Did You Know?

A bicycle commuter who rides four miles to work, five days a week, avoids 2,000 miles of driving and about 2,000 pounds of CO2 emissions each year.

1st grade transportation advocates of Summit

First graders from Graves Elementary School in the Village of Summit are on a mission to improve their community and their walk to school.

Hundreds of kids in this southwest suburb walk to school every day. While the young students enjoy their commute, they also encounter barriers that need improvement.

In April of this year, a first-grade class sent Mayor Sergio Rodriguez a letter (see below) asking for a meeting and requesting that the village work on improving the pedestrian bridge that offers one of the few connections between the north and south sides of Summit, which is separated by railroad tracks.

The bridge (pictured left) is used by hundreds of students each day to get to and from school, but it is slippery in wet weather, icy in the winter and is especially difficult to navigate for those with disabilities.
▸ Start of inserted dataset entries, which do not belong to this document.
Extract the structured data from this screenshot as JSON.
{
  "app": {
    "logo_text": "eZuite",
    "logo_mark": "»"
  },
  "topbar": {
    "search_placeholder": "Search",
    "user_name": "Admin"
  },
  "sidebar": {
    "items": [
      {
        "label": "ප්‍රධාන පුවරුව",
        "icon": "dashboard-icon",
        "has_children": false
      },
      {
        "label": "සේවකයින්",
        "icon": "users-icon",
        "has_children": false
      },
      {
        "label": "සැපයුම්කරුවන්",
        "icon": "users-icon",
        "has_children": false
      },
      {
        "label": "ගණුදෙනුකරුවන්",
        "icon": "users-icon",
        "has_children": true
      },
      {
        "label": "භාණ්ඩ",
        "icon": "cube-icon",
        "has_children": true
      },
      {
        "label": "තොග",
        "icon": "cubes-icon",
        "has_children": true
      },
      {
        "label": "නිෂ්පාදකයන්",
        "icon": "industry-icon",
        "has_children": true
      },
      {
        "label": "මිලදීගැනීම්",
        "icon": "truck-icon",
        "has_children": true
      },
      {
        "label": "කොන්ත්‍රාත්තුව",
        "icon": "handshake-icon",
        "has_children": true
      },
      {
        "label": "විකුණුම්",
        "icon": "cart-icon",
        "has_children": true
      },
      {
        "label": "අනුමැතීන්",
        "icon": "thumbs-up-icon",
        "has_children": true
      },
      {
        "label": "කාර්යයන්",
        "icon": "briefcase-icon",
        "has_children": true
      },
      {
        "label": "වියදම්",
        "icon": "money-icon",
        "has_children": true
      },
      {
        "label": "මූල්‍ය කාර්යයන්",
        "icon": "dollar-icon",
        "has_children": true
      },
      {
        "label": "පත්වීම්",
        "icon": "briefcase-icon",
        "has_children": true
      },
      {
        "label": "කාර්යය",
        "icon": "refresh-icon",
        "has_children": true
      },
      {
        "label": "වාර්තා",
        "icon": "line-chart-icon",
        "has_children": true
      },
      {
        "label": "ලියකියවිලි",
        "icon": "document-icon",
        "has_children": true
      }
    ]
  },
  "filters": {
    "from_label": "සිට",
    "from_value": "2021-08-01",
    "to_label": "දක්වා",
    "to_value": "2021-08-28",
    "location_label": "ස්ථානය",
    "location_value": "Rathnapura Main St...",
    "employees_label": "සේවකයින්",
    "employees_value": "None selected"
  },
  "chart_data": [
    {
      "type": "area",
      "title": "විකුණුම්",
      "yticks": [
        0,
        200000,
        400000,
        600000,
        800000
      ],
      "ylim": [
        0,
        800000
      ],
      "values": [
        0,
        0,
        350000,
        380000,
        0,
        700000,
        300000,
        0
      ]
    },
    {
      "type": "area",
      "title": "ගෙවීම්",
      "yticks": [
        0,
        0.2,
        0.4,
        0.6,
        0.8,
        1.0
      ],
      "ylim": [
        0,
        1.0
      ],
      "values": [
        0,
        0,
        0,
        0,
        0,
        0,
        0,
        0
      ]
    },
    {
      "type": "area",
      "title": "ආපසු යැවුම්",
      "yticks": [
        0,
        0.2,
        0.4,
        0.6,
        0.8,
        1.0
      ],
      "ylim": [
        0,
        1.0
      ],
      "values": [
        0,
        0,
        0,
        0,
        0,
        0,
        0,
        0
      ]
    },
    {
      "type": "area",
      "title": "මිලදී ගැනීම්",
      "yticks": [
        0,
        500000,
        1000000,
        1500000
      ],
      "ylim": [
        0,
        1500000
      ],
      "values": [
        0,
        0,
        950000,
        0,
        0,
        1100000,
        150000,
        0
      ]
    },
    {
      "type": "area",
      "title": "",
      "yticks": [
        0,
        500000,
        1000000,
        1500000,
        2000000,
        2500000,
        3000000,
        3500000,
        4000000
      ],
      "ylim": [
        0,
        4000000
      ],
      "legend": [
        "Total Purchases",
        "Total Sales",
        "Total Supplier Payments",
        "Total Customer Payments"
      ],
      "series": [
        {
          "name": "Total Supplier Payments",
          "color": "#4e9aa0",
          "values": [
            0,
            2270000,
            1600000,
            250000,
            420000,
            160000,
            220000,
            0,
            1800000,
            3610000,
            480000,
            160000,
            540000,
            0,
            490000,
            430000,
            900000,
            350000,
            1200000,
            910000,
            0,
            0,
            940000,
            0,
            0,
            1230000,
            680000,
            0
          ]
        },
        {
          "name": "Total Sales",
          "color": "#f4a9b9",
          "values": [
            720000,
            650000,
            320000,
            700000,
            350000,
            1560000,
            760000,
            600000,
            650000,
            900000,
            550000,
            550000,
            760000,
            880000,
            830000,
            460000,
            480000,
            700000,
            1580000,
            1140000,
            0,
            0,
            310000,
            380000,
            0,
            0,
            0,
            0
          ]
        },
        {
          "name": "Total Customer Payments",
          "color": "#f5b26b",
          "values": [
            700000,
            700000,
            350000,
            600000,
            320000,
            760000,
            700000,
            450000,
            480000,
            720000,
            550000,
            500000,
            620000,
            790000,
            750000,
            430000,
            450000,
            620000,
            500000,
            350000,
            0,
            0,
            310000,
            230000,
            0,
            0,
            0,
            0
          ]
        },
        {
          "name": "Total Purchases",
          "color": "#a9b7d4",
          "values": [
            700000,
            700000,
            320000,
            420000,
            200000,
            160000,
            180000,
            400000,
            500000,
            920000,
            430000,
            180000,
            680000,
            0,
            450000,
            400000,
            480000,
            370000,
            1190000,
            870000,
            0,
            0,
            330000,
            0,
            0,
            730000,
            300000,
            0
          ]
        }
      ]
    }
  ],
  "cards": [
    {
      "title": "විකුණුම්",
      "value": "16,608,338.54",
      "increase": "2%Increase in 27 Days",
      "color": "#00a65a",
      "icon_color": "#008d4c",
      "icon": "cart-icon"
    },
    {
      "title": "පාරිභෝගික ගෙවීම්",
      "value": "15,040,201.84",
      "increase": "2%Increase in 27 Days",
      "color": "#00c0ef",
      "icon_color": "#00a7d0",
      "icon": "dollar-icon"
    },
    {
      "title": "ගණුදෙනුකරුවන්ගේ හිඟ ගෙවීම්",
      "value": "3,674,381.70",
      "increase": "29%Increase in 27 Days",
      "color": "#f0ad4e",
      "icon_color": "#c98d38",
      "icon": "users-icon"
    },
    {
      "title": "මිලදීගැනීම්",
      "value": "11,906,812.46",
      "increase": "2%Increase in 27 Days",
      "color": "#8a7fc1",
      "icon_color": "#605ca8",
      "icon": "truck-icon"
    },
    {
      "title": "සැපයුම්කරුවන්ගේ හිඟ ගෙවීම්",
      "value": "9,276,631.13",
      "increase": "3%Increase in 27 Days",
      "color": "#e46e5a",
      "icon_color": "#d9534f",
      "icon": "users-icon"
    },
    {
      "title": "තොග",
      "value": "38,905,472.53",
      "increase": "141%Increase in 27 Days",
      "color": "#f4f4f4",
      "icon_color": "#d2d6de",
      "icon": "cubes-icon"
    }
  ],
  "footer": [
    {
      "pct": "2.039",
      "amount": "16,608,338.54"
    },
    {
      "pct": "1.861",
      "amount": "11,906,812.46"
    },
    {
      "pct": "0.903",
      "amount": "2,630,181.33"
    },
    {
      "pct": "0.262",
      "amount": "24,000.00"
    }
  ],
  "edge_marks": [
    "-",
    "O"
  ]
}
The students also unleashed their creative skills and designed models of what a safe bridge could look like. The models are made of colorful pop-sickle sticks, yarn and construction paper. They are now proudly displayed in the school library (See bottom).

Armed with questions and ideas, the first graders met with the mayor this spring.

Afterwards, Mayor Rodriguez remarked, “The visit with the first grade classroom was a great experience. It was energizing seeing these students address a concern that they had and reach out to a village official to address their concerns.”

Currently, as part of a Healthy HotSpot grant from Cook County Department of Public Health, Active Trans is working with the Village of Summit to develop an active transportation plan for the community.

The plan lays out a low-stress network of bike lanes, sidewalks and trails to improve barriers associated with bicycling and walking.

The plan also includes recommendations to address the safety of the pedestrian bridge.

In part because of the advocacy of Graves Elementary and their first graders, the village is now developing a strategy to work with the railroad company to make improvements.

And as further testament to the school’s efforts to promote walking, this June Graves Elementary became one of eight Cook County schools to receive the 2017 Let’s Move! Active Schools National Award.

The prestigious award, started by former first Lady Michelle Obama, recognizes the nation’s top schools that are encouraging physical activity and education.

It takes a team to make positive change happen in a community. Summit is a great example of how public officials, schools and residents of all ages can work together to create a healthier community.